WHAT THIS TASK INVOLVES: Search the data for the word "message" and copy out every line that has it.

DATA PROVIDED:
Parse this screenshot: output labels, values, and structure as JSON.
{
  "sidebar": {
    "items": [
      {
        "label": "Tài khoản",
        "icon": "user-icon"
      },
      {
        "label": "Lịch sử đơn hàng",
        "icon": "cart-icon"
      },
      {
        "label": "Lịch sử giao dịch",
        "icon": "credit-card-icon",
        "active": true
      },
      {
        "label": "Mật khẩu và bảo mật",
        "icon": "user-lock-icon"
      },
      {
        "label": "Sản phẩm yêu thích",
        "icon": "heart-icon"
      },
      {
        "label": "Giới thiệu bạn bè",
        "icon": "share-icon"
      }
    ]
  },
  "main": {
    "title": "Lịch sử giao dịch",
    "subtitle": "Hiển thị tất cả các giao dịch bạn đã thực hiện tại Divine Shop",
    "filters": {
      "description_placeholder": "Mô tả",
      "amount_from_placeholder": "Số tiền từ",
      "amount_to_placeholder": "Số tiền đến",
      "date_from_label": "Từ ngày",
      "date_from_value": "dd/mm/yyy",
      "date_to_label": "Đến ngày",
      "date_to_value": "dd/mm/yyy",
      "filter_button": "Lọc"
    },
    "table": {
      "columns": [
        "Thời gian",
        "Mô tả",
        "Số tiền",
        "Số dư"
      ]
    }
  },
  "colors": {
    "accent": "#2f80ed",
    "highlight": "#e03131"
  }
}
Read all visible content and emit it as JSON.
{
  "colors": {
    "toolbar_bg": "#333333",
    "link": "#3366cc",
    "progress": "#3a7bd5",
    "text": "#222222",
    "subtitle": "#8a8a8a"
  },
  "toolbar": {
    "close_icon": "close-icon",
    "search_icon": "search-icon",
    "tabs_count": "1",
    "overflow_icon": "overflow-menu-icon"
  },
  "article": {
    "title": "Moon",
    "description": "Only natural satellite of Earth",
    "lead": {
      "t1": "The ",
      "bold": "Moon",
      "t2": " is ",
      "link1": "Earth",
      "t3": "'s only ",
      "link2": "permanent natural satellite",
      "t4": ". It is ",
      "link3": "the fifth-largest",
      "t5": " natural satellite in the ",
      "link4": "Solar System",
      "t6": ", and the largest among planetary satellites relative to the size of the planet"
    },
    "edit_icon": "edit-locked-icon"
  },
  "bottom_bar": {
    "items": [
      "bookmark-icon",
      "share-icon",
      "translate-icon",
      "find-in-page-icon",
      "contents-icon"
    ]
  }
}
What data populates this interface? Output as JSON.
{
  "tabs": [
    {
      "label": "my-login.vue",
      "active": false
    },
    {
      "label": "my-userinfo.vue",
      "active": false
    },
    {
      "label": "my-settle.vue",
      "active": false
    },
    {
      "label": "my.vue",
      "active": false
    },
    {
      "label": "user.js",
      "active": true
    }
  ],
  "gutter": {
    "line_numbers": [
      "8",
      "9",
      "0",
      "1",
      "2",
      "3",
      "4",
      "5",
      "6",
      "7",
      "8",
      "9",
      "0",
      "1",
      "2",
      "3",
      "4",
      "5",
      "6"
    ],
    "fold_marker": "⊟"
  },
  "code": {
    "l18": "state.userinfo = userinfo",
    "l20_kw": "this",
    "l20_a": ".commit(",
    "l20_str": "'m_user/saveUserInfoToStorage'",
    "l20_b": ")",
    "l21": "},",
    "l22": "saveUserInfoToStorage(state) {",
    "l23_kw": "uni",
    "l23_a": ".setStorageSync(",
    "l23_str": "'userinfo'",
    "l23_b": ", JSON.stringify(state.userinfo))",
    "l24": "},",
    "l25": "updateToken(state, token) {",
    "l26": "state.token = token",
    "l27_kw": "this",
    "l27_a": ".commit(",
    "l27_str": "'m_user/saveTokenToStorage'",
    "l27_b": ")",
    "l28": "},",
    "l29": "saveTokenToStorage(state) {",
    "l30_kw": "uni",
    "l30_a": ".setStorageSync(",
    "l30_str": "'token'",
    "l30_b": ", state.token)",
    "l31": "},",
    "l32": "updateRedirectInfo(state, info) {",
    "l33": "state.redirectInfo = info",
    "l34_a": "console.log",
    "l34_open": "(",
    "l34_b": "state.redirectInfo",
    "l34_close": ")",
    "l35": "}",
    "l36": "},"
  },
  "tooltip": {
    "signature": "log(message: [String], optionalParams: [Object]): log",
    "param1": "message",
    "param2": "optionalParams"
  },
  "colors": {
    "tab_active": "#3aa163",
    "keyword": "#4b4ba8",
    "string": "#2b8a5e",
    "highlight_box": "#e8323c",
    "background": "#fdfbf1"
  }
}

EXERCISE RESPONSE:
    "signature": "log(message: [String], optionalParams: [Object]): log",
    "param1": "message",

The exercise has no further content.